Requirement> Go through the records and copy each line where the word "gmail" occurs.

Given information>

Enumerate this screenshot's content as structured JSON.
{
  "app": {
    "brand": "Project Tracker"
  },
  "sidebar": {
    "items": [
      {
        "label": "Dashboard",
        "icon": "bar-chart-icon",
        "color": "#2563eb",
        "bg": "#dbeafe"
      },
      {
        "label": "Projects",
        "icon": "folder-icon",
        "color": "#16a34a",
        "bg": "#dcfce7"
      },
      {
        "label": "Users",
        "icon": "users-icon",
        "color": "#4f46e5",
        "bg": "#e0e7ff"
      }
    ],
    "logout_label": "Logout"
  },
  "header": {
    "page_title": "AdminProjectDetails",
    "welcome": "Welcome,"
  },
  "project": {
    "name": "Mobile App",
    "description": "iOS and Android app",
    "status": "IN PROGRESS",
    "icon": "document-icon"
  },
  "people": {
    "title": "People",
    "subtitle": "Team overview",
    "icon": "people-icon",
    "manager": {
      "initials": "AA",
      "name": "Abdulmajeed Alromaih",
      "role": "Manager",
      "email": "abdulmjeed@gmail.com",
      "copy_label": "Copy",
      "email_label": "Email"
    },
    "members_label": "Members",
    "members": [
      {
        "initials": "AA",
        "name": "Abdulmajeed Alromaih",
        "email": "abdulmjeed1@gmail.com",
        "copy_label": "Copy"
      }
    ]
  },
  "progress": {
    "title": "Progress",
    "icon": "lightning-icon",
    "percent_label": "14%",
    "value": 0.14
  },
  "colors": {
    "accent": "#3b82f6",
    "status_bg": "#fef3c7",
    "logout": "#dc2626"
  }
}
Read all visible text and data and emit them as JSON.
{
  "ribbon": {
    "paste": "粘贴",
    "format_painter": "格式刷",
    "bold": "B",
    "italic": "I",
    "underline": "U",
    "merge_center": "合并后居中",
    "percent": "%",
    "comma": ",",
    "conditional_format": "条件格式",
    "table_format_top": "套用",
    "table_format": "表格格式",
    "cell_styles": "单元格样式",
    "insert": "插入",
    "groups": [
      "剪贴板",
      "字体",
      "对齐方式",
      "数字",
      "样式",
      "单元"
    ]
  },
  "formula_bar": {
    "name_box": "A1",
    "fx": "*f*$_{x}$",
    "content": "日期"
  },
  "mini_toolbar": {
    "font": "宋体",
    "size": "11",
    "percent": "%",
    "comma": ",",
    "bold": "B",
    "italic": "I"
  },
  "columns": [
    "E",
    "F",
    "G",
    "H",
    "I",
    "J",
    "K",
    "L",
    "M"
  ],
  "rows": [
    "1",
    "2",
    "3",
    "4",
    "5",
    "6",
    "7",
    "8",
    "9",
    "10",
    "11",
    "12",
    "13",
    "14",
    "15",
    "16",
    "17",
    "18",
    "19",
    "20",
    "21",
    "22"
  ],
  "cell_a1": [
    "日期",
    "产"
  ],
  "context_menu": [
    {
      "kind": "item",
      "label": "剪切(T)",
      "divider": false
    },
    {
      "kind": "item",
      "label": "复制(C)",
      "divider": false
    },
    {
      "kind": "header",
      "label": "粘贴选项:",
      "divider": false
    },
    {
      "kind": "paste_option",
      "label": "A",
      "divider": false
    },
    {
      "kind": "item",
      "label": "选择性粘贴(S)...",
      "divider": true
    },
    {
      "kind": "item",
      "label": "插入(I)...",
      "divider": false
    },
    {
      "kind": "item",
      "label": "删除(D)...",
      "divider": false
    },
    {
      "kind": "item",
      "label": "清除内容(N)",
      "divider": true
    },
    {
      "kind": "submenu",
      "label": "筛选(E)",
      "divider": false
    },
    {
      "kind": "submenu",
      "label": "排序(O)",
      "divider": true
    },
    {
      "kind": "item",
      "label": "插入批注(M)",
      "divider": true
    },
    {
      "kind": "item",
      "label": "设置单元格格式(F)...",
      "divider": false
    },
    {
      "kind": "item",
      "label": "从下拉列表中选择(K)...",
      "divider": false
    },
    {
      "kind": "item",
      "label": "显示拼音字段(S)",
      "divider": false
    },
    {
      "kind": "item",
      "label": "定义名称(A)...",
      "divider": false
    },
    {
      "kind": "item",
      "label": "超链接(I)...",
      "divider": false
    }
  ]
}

Solution to this problem>
      "email": "abdulmjeed@gmail.com",
        "email": "abdulmjeed1@gmail.com",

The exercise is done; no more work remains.